There was also a real pleasure in reading a popular book. Usually, I’m reading something no one has ever heard of, and I’m occasionally ignorant of huge bestsellers. When Grammie Kids described to me the runaway hit The Shack by William P. Young (“And God is a black woman. She looks like Maya Angelou!”), I had never heard of it; cut to a week later, I’m at the airport, and I count two copies in my gate alone. Sometimes I feel like everyone’s eating this thing called scrambled eggs (What are those, I wonder. They look good.), while I’m enjoying a delicious chantarelle and pecorino frittata. What a snob I am.

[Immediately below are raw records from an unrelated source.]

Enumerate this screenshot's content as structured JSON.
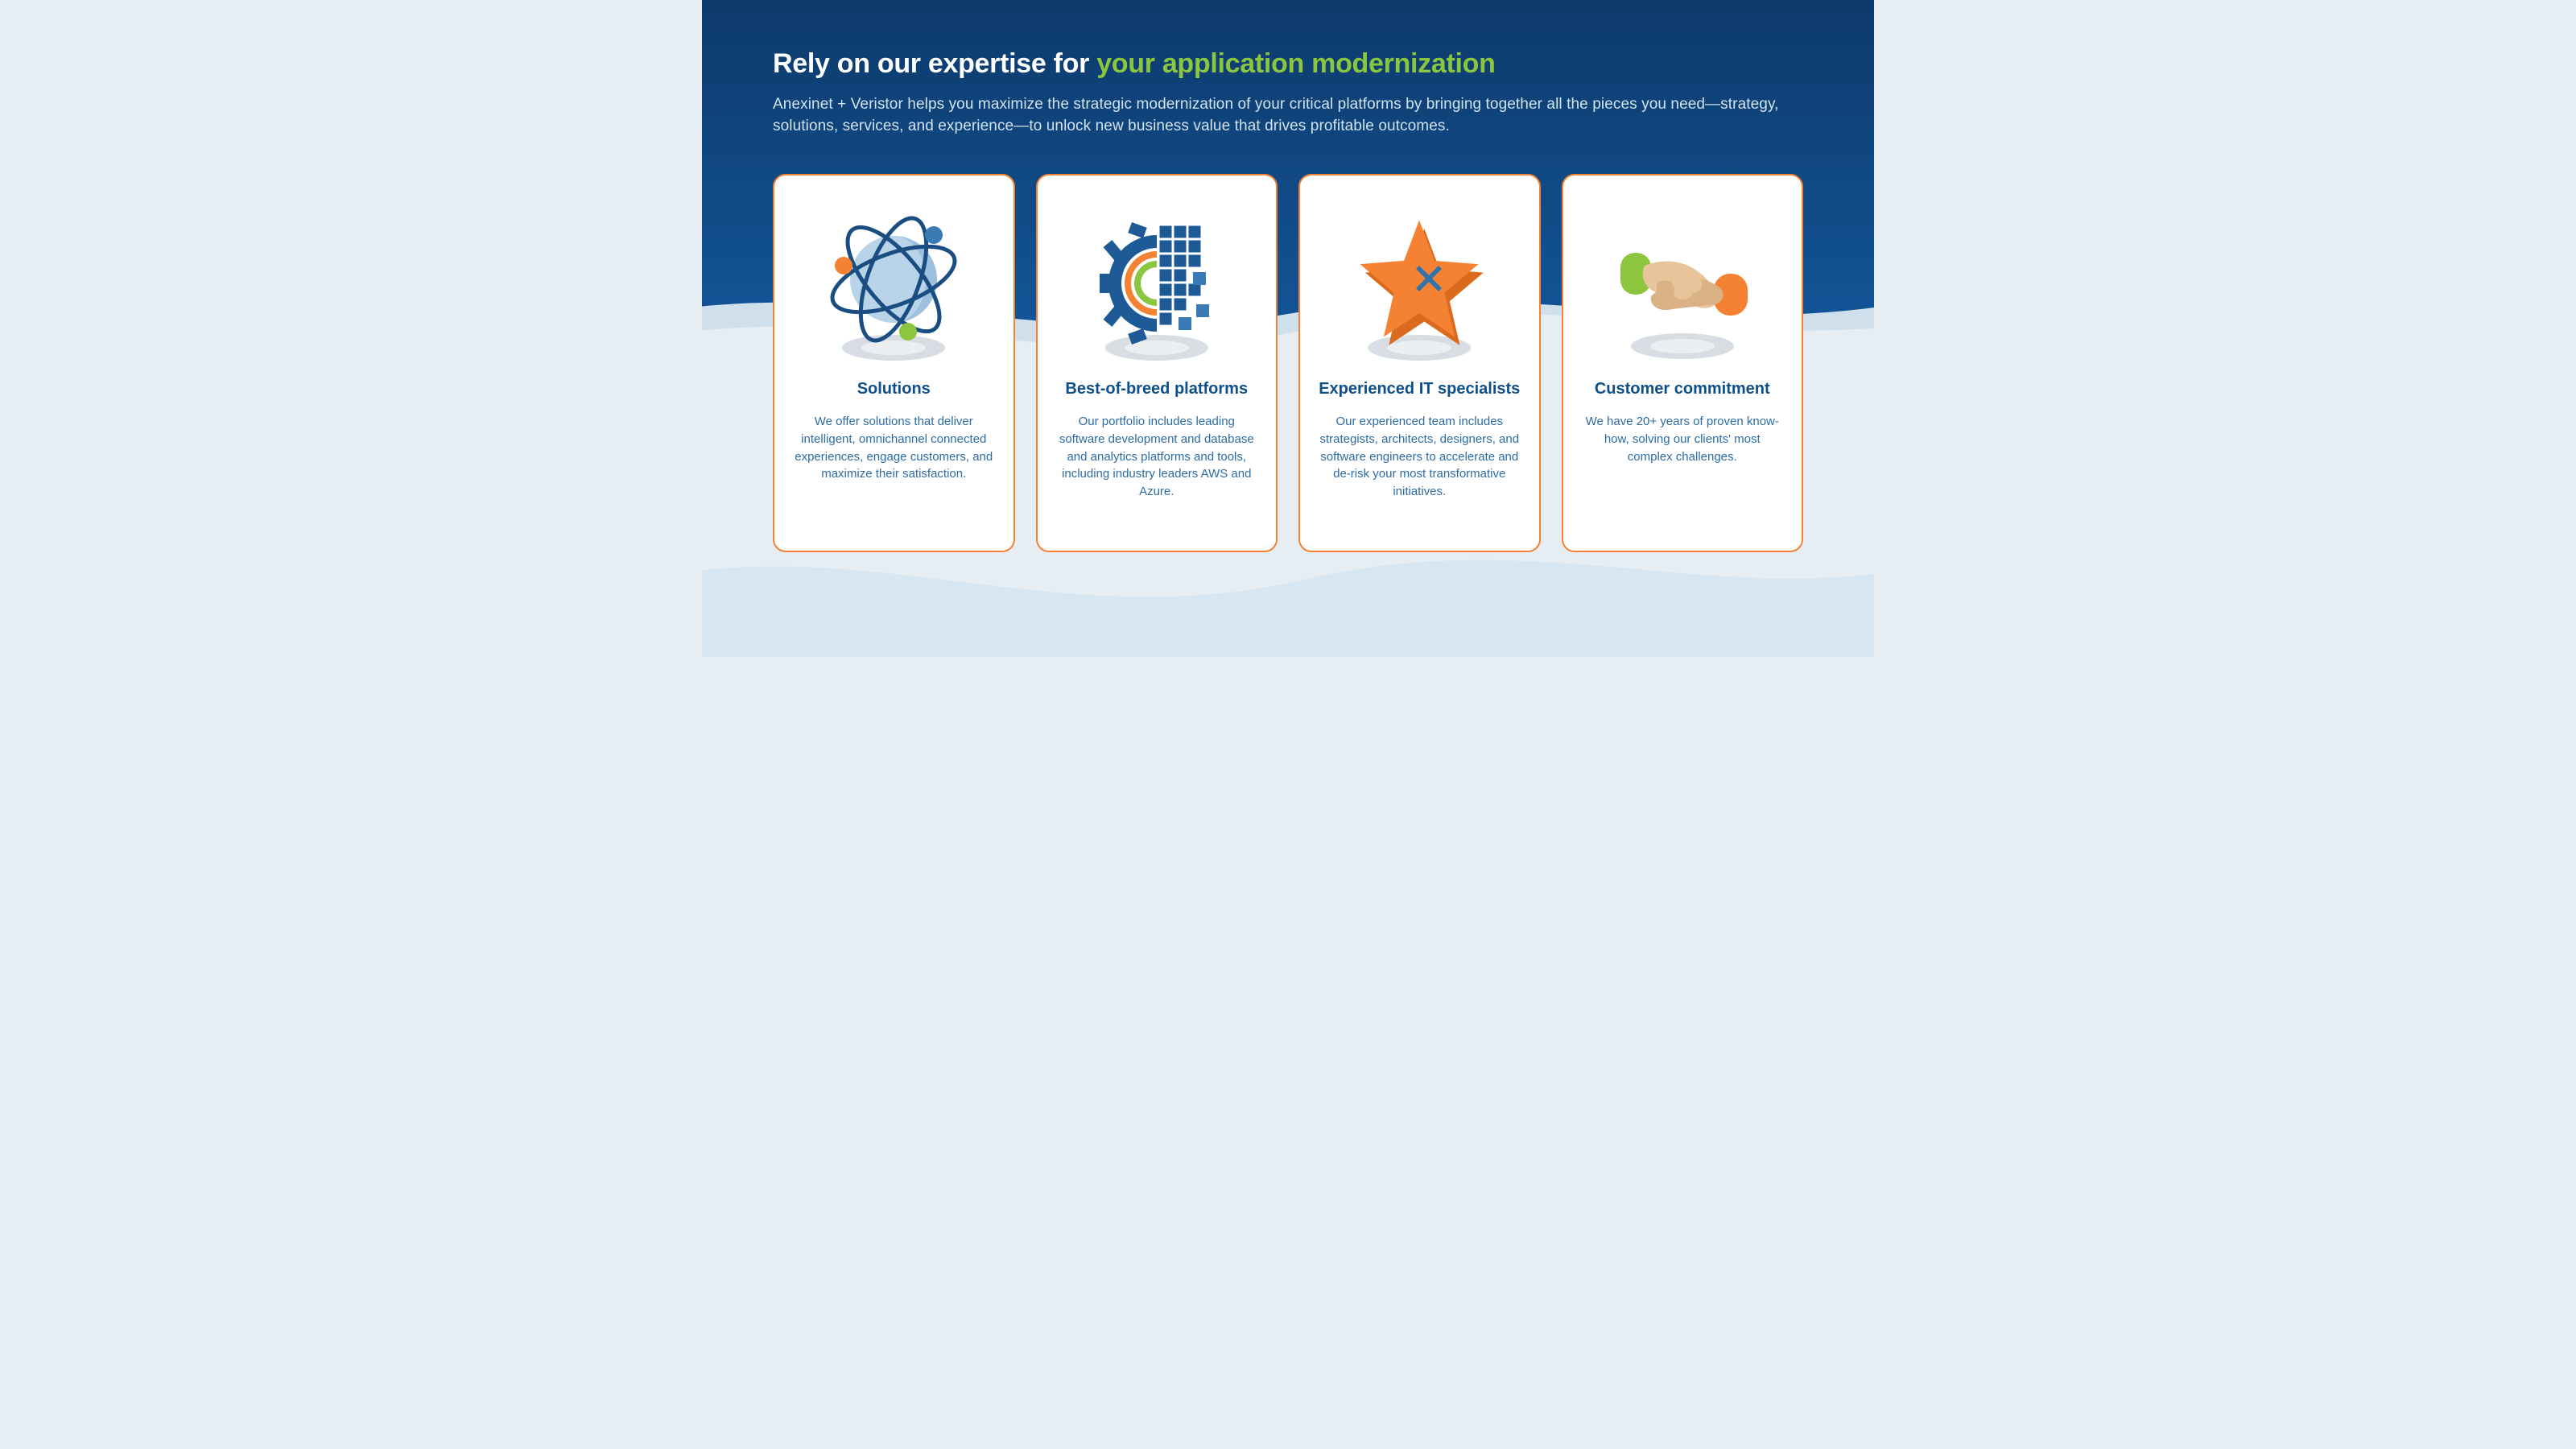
{
  "colors": {
    "accent_green": "#8cc63f",
    "card_border": "#f58233",
    "title_blue": "#0f4f88",
    "body_blue": "#2c6ca3"
  },
  "headline_white": "Rely on our expertise for ",
  "headline_accent": "your application modernization",
  "subhead": "Anexinet + Veristor helps you maximize the strategic modernization of your critical platforms by bringing together all the pieces you need—strategy, solutions, services, and experience—to unlock new business value that drives profitable outcomes.",
  "cards": [
    {
      "title": "Solutions",
      "body": "We offer solutions that deliver intelligent, omnichannel connected experiences, engage customers, and maximize their satisfaction.",
      "icon": "atom"
    },
    {
      "title": "Best-of-breed platforms",
      "body": "Our portfolio includes leading software development and database and analytics platforms and tools, including industry leaders AWS and Azure.",
      "icon": "gear-cubes"
    },
    {
      "title": "Experienced IT specialists",
      "body": "Our experienced team includes strategists, architects, designers, and software engineers to accelerate and de-risk your most transformative initiatives.",
      "icon": "star"
    },
    {
      "title": "Customer commitment",
      "body": "We have 20+ years of proven know-how, solving our clients' most complex challenges.",
      "icon": "handshake"
    }
  ]
}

My last book was Bonsai by Alejando Zambra, from the Contemporary Art of the Novella Series published by Melville House. This is a beautiful-looking gem-of-a-book, which I read–tired, sunburned on my kneecaps, and terrifyingly freckled–during my flight home. Actually, it was so short, I read it as I enjoyed my $8.00 in-flight meal. I was smitten by Bonsai, with its story-within-a-story-within-a-story, and confounded (in the best way) by its end. I need to re-read it, if only for sentences like this one: “Julio and Emilia’s peculiarities weren’t only sexual (they did have them), nor emotional (these abounded), but also, so to speak, literary.” Ah, chantarelles!
For Book-Spying-Trip #2, I went to Laguna Beach. I’m sorry to say that I spotted very few readers there. (Oh, California, I thought, don’t embarrass me further.) Most of the adults were too busy swimming or chasing little kids around. The teenage girls spent a lot of time spraying Sun-In into their roots as their male counterparts tried to make them laugh. There was one gorgeous sixteen-year-old girl whom I was mentally casting in a French film. She might have been wearing lipstick. On the beach! Almost all of the teenagers were tattooed (none with dragons); one girl, she couldn’t have been more than fifteen, had a tramp stamp. Really. Clearly, I wasn’t doing much reading myself. The man next to us, however, was very studious with copies of Hemingway and Arthur Miller, and he wore a beanie like an old-timey Stevedore. I made up all kinds of stories about him: his delicious loneliness, his journal of beautiful sentences by dead authors, his tiny sand-crusted apartment with the bad overhead lighting. That was a good novel, this one I was writing in my head. On sale, summer 2012.